At 25 Broadway in Manhattan’s Financial District sits the Cunard Building– a vast, 22-story limestone office building with a neo-Renaissance facade that immediately distinguishes it. However, as you will soon see, it’s the building’s marine-inspired interior that truly sets it apart.
The Cunard Building’s limestone exterior.
The Cunard Building opened on May 2, 1921 for the Cunard Steamship Line. When you walk through the entrance, into the great hall and opulent vestibule, it’s immediately clear why the first floor was made a New York City Landmark. Its walls and vaulted ceilings, adorned with ornate images of steamship routes and sea life, are exquisite and reflect the power of the Cunard Steamship Line during the 1900s.
The Cunard Building was designed by the architect Benjamin Wistar Morris along with the architectural firm Carrere & Hastings. Morris worked with muralist Ezra Winter to create a decor plan that focused on marine and shipping themes for the building. The building’s lobby served as the business’s ticketing hall, which was 183 feet long with a 68 foot dome, until 1968.

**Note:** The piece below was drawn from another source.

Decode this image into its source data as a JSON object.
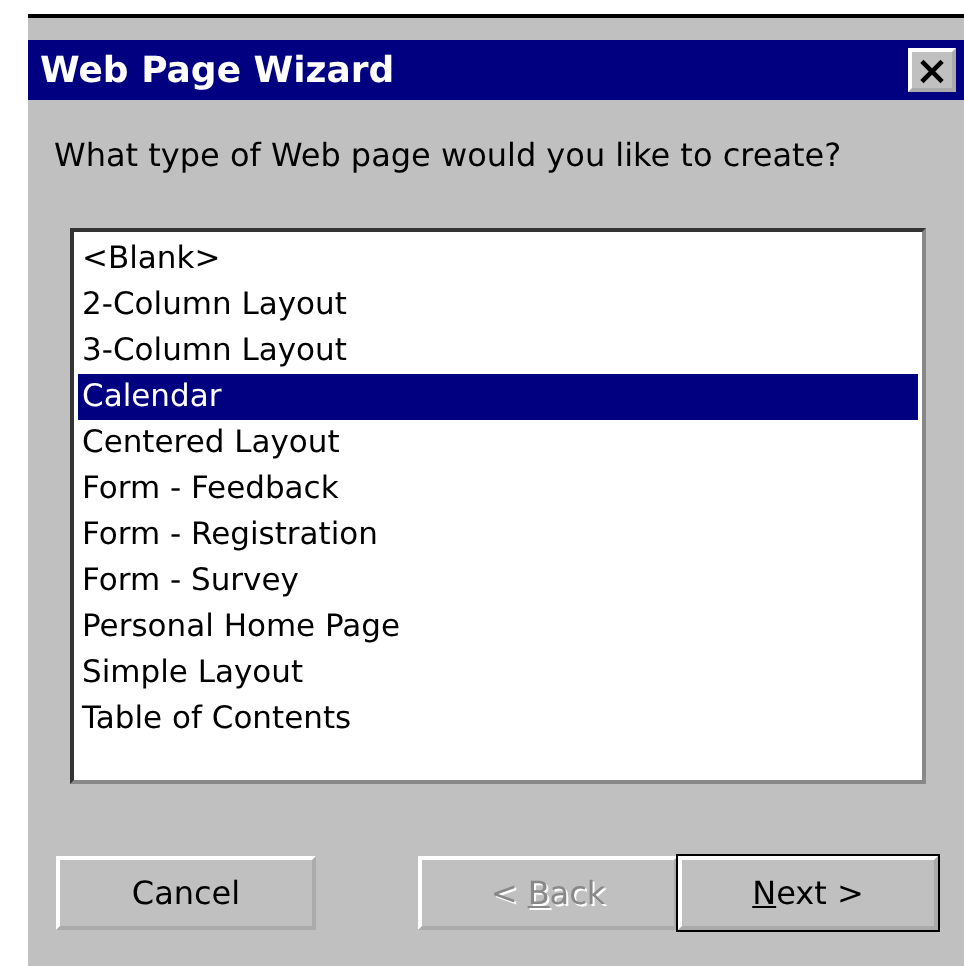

The Cunard Steamship Line is a British-American cruise line named after a Nova Scotian man named Samuel Cunard, who was awarded the first British trans-Atlantic steamship mail contract. He held the Blue Riband reward for 30 years for the speediest Atlantic voyage. When he faced competition from other lines, he reorganized his company to raise more money, calling it the “Cunard Steamship Line.”

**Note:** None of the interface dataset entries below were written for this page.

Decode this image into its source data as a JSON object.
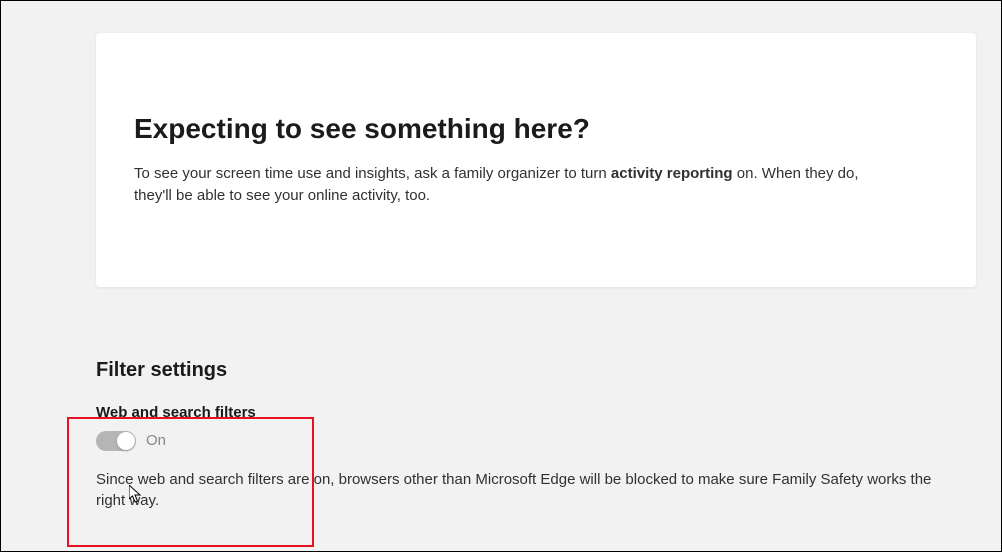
{
  "card": {
    "title": "Expecting to see something here?",
    "desc_pre": "To see your screen time use and insights, ask a family organizer to turn ",
    "desc_bold": "activity reporting",
    "desc_post": " on. When they do, they'll be able to see your online activity, too."
  },
  "filter": {
    "section_heading": "Filter settings",
    "label": "Web and search filters",
    "state": "On",
    "desc": "Since web and search filters are on, browsers other than Microsoft Edge will be blocked to make sure Family Safety works the right way."
  }
}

Today the ticketing hall is owned by the luxury corporate Cipriani S.A. as an event space. The building was sold in 1977 and the Great Hall was a post office branch until 2000. It was also recently featured in Fox’s hit show, Gotham.